Eurozone consumer price inflation hit its highest level in more than two years in September, climbing to 0.4 per cent, as the effects of the recent fall in oil prices faded.
The CPI increase was in line with expectations and represented an acceleration from the 0.2 per cent figure seen in August.
Services provided the bulk of the growth in prices, with inflation up 1.2 per cent. Energy prices, meanwhile, fell 3 per cent, although this was a less sharp drop than the 5.6 per cent in August.
But core inflation, which strips out the effect of volatile areas such as food and energy prices, remained flat at 0.8 per cent, disappointing economists who had hoped that the European Central Bank’s recent monetary action would have had more of an impact.
Commenting on the figures on Friday, Jack Allen at Capital Economics said the ECB had “more work to do to return eurozone inflation to target on a sustained basis”.
In the European Parliament this week, Mario Draghi defended the central bank’s quantitative easing programme, arguing it was “working”.
Bert Colijn, economist at ING, said that while that was “probably the case, the impact on some key indicators has not been more than limited for now”.
Figures from earlier in the week revealed that Spanish inflation turned positive for the first time in two years in September, while Germany hit its highest level of inflation in a year.
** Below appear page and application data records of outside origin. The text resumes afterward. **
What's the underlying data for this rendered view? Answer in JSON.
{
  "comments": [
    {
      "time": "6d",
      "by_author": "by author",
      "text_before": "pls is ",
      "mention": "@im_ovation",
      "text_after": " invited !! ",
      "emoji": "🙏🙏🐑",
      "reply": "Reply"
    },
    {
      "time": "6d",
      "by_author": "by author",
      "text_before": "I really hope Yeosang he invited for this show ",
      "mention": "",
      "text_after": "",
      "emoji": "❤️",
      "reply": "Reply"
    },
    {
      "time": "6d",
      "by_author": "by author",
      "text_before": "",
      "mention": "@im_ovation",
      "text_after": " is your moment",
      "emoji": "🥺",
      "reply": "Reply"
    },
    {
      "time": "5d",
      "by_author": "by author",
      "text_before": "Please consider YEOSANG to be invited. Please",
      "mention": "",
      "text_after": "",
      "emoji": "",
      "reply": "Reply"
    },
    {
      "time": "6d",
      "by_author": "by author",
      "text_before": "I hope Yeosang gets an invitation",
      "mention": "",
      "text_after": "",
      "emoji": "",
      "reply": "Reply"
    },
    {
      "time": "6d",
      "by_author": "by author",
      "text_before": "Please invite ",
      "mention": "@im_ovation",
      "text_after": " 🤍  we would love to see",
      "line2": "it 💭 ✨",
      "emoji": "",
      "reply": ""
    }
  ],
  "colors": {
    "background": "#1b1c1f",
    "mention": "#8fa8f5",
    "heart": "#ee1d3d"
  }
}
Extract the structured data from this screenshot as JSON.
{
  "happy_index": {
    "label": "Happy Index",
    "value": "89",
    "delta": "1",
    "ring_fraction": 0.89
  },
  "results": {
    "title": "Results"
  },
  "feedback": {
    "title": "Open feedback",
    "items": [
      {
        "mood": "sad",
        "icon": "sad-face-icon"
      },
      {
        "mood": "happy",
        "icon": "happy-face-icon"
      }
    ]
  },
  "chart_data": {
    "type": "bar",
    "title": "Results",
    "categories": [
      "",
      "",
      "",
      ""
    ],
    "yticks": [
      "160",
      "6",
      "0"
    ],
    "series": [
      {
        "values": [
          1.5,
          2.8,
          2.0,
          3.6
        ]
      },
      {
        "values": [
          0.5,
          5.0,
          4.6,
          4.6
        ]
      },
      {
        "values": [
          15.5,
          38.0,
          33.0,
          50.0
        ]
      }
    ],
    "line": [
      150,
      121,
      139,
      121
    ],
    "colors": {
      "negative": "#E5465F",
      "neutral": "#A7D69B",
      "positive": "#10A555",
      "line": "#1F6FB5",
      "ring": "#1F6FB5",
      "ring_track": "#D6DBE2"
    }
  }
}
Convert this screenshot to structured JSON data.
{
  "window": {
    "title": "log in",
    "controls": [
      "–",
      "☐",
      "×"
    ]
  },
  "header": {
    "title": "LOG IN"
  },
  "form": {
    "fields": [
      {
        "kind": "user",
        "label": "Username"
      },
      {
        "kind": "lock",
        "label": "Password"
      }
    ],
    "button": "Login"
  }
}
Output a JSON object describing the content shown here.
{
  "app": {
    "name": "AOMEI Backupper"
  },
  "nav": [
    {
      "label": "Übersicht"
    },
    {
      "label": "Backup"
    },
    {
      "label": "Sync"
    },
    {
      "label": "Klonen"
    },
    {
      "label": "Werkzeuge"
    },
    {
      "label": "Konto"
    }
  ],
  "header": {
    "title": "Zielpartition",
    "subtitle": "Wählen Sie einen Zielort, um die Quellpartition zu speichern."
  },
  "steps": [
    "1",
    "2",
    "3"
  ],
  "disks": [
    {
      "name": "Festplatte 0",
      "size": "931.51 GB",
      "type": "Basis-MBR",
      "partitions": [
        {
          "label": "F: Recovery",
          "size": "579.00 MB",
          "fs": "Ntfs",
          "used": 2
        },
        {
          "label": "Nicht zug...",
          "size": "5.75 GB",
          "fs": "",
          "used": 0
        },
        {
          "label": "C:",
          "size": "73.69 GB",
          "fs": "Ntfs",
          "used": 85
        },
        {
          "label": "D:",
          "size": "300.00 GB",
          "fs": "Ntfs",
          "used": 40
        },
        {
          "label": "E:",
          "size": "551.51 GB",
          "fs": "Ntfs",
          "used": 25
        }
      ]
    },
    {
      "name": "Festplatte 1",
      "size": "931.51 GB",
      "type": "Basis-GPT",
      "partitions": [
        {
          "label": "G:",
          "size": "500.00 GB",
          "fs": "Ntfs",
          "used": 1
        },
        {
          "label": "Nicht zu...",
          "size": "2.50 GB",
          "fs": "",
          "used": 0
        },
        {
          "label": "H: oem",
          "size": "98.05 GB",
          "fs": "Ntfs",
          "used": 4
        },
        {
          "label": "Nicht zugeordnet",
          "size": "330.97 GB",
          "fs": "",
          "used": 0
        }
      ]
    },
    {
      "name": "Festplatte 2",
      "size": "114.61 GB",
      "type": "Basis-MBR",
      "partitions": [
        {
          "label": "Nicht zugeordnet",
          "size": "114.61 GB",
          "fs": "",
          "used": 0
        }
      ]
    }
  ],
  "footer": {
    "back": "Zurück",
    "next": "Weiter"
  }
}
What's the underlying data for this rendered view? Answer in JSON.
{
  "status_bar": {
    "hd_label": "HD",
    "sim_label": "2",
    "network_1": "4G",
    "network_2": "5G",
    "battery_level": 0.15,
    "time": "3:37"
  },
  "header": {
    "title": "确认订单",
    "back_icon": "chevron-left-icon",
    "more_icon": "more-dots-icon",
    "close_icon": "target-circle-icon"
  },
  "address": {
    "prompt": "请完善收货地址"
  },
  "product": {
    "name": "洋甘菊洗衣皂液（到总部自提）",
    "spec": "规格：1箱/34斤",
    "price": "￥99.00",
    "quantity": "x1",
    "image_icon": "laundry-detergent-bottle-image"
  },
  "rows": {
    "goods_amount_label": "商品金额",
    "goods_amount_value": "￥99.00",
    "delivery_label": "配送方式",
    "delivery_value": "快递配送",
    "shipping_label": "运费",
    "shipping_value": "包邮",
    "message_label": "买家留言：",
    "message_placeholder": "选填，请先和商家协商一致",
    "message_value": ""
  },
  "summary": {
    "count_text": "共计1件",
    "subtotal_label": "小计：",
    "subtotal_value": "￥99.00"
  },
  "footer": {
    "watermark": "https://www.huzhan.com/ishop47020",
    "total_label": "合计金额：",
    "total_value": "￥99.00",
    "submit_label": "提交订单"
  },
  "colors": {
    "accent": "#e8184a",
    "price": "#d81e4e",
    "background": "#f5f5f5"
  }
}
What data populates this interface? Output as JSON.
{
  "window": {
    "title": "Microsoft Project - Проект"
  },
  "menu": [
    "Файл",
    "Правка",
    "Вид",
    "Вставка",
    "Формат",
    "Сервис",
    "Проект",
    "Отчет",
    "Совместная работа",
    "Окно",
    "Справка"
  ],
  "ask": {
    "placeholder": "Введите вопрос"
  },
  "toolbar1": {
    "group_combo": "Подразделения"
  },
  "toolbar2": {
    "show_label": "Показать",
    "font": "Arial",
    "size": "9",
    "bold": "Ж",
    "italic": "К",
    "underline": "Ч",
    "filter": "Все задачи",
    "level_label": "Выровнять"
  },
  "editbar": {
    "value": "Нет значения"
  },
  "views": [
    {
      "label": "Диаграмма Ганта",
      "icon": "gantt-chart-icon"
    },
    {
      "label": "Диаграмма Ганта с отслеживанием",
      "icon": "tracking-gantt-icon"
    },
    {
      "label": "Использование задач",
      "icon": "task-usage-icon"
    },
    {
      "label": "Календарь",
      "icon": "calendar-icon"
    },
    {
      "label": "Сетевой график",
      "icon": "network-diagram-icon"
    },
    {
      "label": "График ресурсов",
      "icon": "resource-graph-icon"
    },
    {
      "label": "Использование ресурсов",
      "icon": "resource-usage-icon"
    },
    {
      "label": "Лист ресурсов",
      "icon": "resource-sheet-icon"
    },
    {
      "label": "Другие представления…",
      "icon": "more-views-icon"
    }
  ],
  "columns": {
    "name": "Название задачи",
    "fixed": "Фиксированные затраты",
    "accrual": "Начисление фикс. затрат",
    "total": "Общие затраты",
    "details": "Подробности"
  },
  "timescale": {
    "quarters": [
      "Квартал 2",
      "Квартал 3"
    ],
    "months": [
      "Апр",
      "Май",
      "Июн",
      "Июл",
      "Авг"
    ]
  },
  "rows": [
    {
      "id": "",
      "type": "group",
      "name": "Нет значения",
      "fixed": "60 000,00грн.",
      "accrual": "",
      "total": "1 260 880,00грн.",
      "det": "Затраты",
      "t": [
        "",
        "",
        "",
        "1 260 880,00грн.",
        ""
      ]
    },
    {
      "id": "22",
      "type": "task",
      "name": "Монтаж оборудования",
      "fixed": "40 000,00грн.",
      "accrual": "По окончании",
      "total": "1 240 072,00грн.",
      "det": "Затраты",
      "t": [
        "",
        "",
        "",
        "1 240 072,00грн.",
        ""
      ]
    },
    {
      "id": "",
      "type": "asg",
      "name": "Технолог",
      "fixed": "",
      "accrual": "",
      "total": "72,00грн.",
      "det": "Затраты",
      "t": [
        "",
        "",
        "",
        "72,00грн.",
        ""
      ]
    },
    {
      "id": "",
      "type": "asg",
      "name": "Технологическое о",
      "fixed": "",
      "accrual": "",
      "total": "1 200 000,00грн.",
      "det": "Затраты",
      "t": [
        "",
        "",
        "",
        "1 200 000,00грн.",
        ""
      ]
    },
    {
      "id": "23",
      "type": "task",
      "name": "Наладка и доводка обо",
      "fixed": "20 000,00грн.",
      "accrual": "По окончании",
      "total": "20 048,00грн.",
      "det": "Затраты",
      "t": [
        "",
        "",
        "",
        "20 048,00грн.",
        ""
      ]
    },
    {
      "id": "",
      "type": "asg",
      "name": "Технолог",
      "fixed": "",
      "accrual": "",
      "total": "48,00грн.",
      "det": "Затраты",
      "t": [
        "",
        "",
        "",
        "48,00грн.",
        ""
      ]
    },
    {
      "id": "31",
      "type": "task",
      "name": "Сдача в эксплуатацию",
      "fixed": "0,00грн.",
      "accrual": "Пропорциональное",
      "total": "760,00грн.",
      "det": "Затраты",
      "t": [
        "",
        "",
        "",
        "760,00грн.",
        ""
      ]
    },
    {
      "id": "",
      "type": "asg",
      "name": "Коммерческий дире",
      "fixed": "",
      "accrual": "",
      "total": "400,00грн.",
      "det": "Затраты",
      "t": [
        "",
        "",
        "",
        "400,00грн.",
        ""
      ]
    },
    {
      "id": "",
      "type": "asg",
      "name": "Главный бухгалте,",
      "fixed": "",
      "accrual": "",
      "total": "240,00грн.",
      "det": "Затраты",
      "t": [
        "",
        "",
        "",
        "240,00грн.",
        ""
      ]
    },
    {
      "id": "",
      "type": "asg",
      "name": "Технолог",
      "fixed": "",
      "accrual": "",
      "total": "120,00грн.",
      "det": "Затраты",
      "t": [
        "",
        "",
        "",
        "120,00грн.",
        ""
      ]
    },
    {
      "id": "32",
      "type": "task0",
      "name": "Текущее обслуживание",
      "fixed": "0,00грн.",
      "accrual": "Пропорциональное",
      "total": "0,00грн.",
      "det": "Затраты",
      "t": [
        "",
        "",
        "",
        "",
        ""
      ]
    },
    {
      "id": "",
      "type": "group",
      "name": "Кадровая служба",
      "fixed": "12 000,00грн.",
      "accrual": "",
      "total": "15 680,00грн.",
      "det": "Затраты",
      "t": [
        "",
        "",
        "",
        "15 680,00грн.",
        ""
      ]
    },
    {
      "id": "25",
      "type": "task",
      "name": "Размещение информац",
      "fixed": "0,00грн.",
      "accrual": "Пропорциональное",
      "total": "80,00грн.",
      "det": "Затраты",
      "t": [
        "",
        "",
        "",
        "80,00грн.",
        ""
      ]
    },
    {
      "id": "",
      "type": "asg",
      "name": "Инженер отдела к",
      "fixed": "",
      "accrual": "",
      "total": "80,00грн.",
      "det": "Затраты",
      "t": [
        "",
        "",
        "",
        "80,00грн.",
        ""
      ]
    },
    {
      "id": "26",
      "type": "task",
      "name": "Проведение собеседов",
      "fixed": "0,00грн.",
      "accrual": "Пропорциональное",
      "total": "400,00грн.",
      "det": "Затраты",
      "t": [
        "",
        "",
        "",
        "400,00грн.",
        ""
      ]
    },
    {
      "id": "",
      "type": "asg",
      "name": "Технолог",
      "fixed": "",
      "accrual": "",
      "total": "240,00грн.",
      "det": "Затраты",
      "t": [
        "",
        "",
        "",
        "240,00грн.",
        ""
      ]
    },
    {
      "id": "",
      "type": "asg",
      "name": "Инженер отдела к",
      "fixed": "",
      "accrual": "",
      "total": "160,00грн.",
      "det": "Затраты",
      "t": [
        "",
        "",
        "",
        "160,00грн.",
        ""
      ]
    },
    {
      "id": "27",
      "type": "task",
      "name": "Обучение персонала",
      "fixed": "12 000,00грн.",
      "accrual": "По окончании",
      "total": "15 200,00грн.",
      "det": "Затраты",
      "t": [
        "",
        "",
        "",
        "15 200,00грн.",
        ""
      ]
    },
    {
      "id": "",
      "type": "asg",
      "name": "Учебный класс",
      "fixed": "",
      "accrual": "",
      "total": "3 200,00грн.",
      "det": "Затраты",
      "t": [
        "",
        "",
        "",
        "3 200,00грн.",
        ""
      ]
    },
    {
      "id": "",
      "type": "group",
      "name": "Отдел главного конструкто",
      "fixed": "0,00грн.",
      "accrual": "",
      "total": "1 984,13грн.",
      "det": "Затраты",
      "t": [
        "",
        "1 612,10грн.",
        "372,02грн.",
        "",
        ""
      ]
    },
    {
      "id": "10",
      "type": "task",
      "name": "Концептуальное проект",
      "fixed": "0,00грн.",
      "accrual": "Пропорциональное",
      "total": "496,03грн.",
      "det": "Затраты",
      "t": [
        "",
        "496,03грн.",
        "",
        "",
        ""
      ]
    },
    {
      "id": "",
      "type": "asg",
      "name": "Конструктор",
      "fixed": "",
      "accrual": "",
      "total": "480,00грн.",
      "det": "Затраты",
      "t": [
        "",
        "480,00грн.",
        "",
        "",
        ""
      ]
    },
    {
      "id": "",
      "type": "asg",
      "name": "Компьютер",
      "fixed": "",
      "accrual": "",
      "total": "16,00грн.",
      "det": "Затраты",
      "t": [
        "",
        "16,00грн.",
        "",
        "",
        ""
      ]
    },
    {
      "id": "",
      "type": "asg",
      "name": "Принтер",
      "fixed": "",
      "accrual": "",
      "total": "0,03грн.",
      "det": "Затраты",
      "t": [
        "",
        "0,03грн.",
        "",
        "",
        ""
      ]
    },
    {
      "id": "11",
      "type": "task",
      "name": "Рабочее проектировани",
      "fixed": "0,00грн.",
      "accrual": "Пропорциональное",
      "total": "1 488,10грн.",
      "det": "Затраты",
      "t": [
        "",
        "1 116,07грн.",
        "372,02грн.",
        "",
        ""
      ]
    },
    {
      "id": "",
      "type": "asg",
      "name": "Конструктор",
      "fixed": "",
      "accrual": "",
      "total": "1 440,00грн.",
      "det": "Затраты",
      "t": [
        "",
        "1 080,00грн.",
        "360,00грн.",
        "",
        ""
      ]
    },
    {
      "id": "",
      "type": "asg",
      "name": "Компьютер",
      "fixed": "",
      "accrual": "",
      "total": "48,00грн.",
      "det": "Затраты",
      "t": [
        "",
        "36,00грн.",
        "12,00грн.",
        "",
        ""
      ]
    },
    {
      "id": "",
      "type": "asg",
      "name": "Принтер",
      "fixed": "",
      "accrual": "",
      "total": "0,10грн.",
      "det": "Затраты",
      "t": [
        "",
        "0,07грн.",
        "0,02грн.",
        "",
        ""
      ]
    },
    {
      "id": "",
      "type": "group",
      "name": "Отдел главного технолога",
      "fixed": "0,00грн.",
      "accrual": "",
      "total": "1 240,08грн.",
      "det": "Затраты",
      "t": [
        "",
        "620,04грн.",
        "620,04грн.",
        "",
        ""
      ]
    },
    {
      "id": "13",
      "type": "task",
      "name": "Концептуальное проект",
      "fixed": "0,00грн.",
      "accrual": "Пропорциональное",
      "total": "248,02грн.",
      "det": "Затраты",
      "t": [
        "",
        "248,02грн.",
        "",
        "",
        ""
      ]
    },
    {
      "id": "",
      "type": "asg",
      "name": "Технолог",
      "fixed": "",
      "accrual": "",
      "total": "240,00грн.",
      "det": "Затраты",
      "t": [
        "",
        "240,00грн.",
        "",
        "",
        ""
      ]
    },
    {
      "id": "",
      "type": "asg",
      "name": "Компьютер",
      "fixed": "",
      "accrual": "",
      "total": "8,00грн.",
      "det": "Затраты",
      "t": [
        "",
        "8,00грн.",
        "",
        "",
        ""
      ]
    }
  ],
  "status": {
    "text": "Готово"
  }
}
Unemployment across the eurozone remained stable, stuck at 10.1 per cent — down from 10.7 per cent the year before but flat from July, according to other figures from Eurostat, as recent improvements in the labour market begin to taper.
[ECB has] more work to do to return eurozone inflation to target on a sustained basis
– Jack Allen, Capital Economics
Across the whole EU, the total unemployment rate remained flat at 8.6 per cent. The Czech Republic has the lowest rate in the bloc, with just 3.9 per cent, followed by Germany where 4.2 per cent are out of work. The highest rates were found in Spain — 19.5 per cent — and Greece, where 23.4 per cent are unemployed.
“Stubbornly weak core inflation and stuttering labour markets suggest that the ECB may yet have some work to do,” said Howard Archer, an economist at IHS Global Insight.
Youth unemployment fell a little, but still remained stubbornly high in some countries. Across the eurozone, youth unemployment dropped to 20.8 per cent in August from 20.7 per cent the month before.
Huge differences between countries in the eurozone remain when it comes to young people without jobs. While just 6.9 per cent of young Germans are out of work, this figure is nearly seven times higher in Greece, where 47.7 per cent of youths are unemployed. In Spain, youth unemployment is 43.2 per cent, while in Italy it has hit 38.8 per cent.